# Work request
Look through the records and copy each line with the string "JSON" in it.
++++++++++
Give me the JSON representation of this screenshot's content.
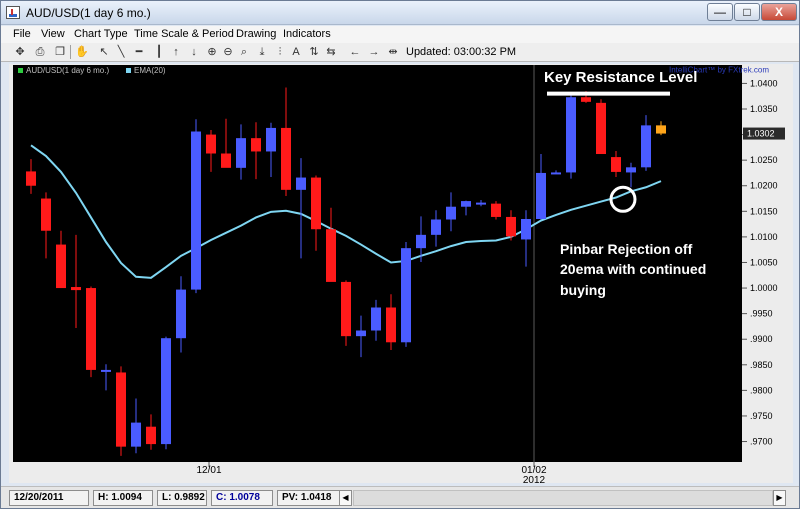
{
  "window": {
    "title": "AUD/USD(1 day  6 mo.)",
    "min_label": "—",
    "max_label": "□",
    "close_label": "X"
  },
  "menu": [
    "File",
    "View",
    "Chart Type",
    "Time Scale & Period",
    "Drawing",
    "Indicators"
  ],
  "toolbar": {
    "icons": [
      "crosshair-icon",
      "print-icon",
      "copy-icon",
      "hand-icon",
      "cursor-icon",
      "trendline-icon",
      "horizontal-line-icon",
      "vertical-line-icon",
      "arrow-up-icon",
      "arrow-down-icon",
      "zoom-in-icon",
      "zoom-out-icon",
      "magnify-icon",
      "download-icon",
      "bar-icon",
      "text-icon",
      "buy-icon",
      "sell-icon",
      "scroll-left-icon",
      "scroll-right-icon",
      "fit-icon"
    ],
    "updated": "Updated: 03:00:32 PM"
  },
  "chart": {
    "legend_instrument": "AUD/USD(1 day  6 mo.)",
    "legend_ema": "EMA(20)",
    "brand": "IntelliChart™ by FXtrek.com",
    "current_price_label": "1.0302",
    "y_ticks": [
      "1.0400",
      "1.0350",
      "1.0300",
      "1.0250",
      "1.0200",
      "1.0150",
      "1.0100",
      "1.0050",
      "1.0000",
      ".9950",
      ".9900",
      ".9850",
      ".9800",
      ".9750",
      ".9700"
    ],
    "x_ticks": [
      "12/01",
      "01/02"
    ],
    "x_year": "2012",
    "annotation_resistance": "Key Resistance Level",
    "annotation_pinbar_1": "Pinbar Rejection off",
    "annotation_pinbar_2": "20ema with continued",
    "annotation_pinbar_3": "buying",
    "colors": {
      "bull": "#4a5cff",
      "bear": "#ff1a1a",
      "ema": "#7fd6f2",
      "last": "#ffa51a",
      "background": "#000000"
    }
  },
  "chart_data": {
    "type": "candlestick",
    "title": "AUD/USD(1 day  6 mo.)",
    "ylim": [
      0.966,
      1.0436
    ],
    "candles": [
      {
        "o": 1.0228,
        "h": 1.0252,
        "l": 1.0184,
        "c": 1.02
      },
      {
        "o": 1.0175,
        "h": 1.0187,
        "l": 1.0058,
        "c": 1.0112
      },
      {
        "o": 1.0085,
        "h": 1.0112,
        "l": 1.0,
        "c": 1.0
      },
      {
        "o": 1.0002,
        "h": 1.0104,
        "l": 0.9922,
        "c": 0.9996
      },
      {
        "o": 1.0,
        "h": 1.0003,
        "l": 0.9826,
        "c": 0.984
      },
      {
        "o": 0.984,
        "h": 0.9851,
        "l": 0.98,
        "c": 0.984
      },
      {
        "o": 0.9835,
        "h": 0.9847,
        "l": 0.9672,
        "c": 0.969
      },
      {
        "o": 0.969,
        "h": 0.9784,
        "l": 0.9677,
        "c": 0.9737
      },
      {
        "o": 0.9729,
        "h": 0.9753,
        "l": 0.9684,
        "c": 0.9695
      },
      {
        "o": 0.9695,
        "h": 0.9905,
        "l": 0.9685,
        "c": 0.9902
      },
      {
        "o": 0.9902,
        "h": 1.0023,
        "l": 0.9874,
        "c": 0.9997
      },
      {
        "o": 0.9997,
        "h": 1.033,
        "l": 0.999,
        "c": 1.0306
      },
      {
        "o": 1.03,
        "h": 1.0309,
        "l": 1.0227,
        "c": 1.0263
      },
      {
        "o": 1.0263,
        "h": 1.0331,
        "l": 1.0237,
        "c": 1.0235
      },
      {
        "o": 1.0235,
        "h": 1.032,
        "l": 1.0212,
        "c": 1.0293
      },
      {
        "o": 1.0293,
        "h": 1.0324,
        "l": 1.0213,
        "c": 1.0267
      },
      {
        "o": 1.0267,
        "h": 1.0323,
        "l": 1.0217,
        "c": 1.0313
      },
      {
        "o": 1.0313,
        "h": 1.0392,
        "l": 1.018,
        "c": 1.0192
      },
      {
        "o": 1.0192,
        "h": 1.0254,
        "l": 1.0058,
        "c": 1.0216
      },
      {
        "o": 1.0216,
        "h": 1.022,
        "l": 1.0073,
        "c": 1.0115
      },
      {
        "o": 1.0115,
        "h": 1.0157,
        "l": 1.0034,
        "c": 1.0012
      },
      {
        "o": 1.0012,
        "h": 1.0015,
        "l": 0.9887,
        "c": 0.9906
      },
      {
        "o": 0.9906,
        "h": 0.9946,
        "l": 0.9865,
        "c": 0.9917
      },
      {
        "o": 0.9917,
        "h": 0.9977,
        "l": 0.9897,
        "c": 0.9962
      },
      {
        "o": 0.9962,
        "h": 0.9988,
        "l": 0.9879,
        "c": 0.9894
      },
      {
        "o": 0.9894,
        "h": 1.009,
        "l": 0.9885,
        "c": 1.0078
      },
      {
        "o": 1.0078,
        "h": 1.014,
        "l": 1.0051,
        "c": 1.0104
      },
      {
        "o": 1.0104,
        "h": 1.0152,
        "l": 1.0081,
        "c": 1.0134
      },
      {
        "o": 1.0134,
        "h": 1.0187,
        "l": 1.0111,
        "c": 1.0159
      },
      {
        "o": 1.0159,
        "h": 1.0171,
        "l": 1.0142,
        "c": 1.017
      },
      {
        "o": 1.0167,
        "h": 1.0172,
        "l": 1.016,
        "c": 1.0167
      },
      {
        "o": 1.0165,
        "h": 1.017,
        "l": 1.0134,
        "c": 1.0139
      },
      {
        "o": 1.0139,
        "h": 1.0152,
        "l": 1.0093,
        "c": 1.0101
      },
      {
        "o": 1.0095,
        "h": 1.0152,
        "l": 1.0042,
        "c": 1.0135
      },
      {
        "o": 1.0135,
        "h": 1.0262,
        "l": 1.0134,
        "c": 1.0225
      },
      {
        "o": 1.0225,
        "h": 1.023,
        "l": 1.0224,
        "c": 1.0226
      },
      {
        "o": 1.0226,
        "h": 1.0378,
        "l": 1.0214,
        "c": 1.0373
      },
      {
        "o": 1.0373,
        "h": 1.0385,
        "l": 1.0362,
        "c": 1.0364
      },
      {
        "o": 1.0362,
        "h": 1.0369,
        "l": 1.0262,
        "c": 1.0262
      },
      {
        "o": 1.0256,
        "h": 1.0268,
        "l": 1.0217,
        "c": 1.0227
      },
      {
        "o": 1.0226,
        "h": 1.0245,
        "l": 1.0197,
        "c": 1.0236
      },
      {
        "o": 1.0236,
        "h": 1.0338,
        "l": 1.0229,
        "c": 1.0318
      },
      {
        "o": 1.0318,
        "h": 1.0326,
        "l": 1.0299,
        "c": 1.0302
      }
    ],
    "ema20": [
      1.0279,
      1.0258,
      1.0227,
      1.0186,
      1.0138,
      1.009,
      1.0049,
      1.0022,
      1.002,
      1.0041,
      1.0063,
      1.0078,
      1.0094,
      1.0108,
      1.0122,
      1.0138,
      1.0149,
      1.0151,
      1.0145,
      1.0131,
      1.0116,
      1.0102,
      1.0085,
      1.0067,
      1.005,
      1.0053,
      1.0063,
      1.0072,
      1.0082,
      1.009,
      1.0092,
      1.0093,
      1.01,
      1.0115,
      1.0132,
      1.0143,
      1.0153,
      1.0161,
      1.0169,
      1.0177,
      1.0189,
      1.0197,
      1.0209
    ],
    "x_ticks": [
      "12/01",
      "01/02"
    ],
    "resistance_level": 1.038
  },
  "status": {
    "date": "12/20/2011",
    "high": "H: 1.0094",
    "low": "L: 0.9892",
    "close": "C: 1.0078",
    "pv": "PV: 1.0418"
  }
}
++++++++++
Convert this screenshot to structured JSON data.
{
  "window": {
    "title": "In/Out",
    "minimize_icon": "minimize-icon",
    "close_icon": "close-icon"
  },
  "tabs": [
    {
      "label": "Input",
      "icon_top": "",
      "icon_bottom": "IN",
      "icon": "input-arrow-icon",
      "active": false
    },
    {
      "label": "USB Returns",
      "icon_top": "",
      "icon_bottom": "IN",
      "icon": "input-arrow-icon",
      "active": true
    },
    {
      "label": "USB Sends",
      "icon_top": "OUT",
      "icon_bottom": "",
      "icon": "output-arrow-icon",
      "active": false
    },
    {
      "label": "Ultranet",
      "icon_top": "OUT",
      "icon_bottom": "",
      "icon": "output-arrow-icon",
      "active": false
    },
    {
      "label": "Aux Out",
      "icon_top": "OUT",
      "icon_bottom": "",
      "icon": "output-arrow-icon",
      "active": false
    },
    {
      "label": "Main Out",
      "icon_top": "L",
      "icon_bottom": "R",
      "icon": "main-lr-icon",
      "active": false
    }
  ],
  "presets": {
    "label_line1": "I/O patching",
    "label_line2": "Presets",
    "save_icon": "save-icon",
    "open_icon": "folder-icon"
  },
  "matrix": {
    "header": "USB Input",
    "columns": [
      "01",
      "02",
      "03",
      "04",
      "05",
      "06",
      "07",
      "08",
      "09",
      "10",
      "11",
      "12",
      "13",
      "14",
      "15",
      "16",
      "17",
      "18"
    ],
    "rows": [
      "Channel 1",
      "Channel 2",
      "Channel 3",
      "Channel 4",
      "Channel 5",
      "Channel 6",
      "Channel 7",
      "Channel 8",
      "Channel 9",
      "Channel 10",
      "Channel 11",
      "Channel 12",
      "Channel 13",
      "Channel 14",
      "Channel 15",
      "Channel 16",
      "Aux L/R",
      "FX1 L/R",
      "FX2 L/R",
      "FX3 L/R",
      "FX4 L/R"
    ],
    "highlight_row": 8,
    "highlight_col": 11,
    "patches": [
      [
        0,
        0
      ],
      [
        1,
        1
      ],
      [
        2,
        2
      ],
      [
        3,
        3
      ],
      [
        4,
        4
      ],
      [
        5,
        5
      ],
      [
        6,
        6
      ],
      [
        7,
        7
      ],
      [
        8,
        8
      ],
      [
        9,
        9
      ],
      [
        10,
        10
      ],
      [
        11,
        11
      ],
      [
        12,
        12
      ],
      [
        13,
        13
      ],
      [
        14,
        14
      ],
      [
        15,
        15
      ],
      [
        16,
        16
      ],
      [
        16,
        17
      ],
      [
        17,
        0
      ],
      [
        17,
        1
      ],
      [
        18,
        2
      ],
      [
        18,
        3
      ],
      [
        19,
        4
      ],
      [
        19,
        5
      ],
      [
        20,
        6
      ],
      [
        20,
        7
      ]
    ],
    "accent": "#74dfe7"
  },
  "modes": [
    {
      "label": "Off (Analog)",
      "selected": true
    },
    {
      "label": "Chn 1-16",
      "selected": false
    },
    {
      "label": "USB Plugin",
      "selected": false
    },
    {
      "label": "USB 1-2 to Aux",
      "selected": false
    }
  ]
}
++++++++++
# Result of this exercise
Give me the JSON representation of this screenshot's content.
Convert this screenshot to structured JSON data.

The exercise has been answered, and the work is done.